[WHAT THE TASK REQUIRES] Restate the following records word for word without images.

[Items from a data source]
:::
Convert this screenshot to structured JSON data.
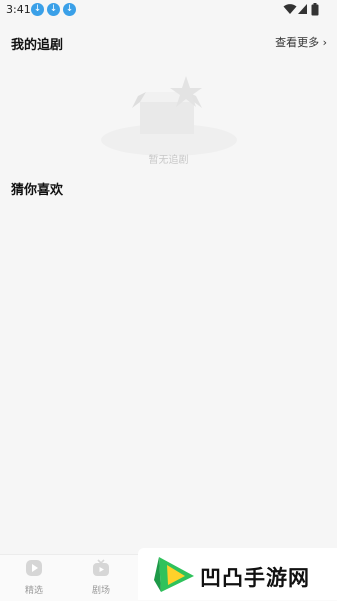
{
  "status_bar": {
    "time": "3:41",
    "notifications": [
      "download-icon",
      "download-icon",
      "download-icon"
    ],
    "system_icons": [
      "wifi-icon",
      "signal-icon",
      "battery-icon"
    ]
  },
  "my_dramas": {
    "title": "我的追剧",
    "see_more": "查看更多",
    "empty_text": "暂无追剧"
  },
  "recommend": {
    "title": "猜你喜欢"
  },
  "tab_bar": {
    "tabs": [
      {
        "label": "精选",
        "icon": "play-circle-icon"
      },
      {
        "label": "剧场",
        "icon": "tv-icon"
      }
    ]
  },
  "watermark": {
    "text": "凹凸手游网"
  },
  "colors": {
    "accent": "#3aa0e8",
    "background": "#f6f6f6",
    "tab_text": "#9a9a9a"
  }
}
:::
[RESPONSE AREA]
Convert this screenshot to structured JSON data.
{
  "status_bar": {
    "time": "3:41",
    "notifications": [
      "download-icon",
      "download-icon",
      "download-icon"
    ],
    "system_icons": [
      "wifi-icon",
      "signal-icon",
      "battery-icon"
    ]
  },
  "my_dramas": {
    "title": "我的追剧",
    "see_more": "查看更多",
    "empty_text": "暂无追剧"
  },
  "recommend": {
    "title": "猜你喜欢"
  },
  "tab_bar": {
    "tabs": [
      {
        "label": "精选",
        "icon": "play-circle-icon"
      },
      {
        "label": "剧场",
        "icon": "tv-icon"
      }
    ]
  },
  "watermark": {
    "text": "凹凸手游网"
  },
  "colors": {
    "accent": "#3aa0e8",
    "background": "#f6f6f6",
    "tab_text": "#9a9a9a"
  }
}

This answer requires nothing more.